The task: In the entries below, work out how many lines include "title", and write only that number.

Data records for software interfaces
----------------------------------------

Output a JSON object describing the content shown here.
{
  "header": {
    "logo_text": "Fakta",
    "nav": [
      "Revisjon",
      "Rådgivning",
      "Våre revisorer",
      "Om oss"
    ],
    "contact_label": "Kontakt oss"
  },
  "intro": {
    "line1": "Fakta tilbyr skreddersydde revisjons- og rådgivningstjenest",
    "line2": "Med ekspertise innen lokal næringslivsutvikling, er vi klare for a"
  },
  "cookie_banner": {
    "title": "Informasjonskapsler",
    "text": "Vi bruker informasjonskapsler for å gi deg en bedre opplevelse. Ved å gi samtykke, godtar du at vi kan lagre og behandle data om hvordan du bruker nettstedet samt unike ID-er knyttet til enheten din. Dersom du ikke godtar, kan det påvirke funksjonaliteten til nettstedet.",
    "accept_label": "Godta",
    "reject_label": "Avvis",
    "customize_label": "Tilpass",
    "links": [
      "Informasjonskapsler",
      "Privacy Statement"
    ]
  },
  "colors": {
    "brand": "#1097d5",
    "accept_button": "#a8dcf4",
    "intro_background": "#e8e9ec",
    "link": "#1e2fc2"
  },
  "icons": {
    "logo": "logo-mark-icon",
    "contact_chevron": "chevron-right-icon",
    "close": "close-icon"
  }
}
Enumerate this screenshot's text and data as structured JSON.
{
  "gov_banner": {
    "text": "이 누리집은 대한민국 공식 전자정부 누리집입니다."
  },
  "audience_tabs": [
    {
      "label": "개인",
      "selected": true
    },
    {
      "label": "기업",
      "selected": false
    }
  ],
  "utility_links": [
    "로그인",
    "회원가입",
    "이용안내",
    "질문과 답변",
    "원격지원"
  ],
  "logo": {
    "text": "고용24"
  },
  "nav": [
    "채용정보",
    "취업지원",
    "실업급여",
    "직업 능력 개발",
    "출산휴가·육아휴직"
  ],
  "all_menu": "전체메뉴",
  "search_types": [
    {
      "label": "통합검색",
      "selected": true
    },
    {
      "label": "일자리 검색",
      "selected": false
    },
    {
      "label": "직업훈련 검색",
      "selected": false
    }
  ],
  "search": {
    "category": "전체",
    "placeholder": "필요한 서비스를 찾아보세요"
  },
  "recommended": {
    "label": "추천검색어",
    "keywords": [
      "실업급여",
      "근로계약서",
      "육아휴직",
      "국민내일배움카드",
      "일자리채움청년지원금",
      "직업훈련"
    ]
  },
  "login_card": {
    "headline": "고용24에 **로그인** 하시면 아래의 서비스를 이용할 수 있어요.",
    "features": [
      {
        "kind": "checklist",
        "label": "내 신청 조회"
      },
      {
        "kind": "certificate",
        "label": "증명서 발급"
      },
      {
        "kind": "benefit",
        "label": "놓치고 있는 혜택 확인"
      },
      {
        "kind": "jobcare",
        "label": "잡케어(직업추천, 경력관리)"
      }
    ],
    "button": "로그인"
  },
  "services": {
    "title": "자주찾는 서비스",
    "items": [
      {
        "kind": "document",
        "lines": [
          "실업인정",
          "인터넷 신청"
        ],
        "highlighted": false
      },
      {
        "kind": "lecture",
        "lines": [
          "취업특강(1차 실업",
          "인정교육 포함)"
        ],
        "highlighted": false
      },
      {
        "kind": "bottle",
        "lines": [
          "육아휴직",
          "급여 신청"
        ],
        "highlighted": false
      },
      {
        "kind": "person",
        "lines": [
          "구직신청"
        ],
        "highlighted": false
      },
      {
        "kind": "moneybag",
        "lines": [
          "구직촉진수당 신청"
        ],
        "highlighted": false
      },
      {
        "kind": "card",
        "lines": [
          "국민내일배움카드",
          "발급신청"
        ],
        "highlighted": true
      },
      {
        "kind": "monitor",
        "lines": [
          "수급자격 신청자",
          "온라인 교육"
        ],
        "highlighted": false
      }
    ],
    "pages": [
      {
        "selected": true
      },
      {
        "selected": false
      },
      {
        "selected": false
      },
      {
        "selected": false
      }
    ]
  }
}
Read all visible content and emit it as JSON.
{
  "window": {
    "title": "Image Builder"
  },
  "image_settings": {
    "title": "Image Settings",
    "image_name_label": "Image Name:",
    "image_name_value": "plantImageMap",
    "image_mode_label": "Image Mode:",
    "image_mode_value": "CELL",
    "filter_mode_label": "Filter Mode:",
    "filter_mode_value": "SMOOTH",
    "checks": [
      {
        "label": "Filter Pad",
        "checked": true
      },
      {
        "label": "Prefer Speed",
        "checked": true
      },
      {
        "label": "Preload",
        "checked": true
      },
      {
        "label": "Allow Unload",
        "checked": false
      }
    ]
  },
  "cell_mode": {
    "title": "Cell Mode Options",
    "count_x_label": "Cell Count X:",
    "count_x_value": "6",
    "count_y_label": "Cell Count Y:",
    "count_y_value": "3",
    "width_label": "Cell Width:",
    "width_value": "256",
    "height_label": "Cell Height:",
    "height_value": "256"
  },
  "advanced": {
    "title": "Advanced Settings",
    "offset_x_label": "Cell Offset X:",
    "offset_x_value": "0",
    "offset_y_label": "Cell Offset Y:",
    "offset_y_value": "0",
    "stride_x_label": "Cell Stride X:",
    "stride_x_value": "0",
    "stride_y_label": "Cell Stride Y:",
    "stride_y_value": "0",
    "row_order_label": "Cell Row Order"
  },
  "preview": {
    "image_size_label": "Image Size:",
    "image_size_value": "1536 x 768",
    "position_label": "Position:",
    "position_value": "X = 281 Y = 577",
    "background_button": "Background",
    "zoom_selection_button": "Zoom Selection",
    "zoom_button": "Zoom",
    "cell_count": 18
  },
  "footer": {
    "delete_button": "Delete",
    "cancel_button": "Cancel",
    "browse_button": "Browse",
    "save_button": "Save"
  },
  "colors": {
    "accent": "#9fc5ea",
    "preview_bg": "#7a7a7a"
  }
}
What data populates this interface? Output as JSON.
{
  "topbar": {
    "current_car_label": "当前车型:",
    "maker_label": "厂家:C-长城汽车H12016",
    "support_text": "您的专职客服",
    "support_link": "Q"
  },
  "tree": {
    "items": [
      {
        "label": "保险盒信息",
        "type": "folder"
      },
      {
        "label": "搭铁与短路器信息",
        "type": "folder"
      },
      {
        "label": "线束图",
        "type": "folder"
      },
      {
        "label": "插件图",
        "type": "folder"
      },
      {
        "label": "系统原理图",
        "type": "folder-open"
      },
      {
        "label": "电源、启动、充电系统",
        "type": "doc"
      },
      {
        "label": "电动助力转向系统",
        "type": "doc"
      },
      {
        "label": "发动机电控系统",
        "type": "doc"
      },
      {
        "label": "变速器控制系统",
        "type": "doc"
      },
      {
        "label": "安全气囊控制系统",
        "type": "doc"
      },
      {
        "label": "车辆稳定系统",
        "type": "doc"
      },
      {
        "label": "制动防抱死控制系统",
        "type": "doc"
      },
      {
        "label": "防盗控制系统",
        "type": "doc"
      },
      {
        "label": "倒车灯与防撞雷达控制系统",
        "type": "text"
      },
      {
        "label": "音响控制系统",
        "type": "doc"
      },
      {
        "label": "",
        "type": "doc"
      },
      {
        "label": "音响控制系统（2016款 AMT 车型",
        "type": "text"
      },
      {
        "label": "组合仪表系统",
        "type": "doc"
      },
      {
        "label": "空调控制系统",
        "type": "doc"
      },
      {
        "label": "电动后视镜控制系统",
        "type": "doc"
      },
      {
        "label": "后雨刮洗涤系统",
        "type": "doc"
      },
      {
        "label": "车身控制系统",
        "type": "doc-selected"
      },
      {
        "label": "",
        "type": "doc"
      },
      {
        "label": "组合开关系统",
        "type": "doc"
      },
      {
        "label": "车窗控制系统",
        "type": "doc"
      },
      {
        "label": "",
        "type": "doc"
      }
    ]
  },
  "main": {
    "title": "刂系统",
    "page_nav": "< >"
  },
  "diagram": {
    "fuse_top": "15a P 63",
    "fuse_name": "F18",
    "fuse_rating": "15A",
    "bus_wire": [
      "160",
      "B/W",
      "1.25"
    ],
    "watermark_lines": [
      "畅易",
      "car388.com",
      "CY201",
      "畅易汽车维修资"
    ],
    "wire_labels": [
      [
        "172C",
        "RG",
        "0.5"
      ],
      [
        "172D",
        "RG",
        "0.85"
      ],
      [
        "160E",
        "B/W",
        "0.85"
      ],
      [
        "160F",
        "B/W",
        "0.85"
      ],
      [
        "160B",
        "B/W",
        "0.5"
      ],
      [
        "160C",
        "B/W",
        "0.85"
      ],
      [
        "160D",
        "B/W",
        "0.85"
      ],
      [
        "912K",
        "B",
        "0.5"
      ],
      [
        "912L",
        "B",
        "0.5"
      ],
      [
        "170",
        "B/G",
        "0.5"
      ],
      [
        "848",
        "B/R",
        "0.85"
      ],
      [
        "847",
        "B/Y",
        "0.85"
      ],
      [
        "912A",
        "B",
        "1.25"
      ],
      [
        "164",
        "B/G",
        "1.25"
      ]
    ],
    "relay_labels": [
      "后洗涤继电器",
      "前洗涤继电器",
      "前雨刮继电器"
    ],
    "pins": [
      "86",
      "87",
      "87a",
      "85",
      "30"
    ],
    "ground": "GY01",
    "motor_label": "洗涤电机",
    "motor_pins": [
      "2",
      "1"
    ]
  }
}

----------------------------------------

Exercise result: 7